- 4/6/2021 for $57,600.00 via Goldin Auctions
- 3/31/2021 for $144,544.00 via eBay/PWCC
- 3/20/2021 for $76,977.60 via Memory Lane, Inc.
And for the rare PSA 9 grades, there was a sale of $150,000 in December 2020, preceded by a $85,100 price in September 2020 and a mere $33,600.00 in May 2020. The shares sire Collectable offered out a PSA 9 to shareholders for $200,000 and it exited the card for a $350,000 price. There have been only two PSA 9 sales seen so far in 2021 without qualifiers:
- 4/26/2021 for $377,323.00 via eBay
- 4/26/2021 for $461,250.00 via Goldin Auctions
Wilt Chamberlain is credited for the only 100-points scored by a single player in any regulation NBA game. And to prove just how dominant Wilt “The Stilt” was on the court, and why he is considered the most dominant player of the era, the Basketball Reference website shows Wilt as #1 in the category of highest points in a game. It also Lists Chamberlain with the highest points per game in 15 of the top 25 spots including ties with himself or other players.
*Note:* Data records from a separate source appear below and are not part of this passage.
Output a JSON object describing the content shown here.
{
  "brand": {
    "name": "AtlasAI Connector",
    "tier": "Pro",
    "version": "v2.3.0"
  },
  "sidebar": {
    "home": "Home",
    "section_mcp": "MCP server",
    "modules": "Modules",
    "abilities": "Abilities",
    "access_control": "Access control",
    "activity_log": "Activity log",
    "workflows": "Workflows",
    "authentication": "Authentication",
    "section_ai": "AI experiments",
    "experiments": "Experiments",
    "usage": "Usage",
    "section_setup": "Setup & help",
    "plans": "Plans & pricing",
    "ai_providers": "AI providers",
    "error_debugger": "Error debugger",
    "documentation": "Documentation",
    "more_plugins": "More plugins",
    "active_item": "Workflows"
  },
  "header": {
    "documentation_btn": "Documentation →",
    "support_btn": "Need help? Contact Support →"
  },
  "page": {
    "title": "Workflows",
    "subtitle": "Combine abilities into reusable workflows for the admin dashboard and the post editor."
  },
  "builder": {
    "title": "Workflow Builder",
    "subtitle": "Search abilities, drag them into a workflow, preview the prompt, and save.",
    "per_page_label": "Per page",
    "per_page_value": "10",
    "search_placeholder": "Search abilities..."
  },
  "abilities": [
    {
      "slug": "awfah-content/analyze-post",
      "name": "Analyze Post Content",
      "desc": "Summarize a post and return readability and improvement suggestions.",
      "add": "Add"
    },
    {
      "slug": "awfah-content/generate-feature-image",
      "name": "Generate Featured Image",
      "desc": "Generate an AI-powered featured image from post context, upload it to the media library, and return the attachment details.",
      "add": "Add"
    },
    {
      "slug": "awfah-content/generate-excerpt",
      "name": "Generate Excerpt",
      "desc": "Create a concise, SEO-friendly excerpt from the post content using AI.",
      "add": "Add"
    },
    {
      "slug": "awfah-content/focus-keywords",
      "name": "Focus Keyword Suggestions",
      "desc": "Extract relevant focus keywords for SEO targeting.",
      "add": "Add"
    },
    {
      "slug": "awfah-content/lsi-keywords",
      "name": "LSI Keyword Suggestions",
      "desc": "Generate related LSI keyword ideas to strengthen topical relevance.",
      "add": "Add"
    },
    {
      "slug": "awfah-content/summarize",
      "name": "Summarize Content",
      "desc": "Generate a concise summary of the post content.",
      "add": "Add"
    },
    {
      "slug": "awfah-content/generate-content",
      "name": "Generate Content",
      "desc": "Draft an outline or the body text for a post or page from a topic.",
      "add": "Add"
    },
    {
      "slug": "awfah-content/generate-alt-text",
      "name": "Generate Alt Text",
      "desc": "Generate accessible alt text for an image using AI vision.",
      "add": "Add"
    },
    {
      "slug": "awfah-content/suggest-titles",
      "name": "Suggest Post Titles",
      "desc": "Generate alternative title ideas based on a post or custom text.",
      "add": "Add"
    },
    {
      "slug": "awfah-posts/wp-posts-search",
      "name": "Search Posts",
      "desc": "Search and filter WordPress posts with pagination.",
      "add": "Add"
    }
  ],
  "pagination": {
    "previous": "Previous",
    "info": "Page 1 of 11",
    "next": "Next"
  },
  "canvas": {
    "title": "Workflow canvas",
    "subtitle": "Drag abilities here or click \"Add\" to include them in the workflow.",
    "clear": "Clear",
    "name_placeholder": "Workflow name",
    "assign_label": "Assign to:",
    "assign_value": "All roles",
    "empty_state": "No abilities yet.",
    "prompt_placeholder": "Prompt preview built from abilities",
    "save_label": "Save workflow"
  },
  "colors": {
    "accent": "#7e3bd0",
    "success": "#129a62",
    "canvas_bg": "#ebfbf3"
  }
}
If this price seems high for the prized PSA 9 rookie cards, Collectable recently sold off a Chamberlain game worn uniform from his 1959-60 Philadelphia Warriors rookie home team. SCP Auctions said that it had ranked as the finest basketball uniform in the world and also as one of the finest uniforms from any sport. That uniform had sold privately for $700,000 in the summer of 2019. Collectable sold that uniform off at $1.275 million to 1,036 shareholders.
And for ultimate vintage basketball card collectors and investors, there is the difficult 1957 Topps Bill Russell rookie and the difficult 1948 Bowman George Mikan rookie that can both cost more than a house.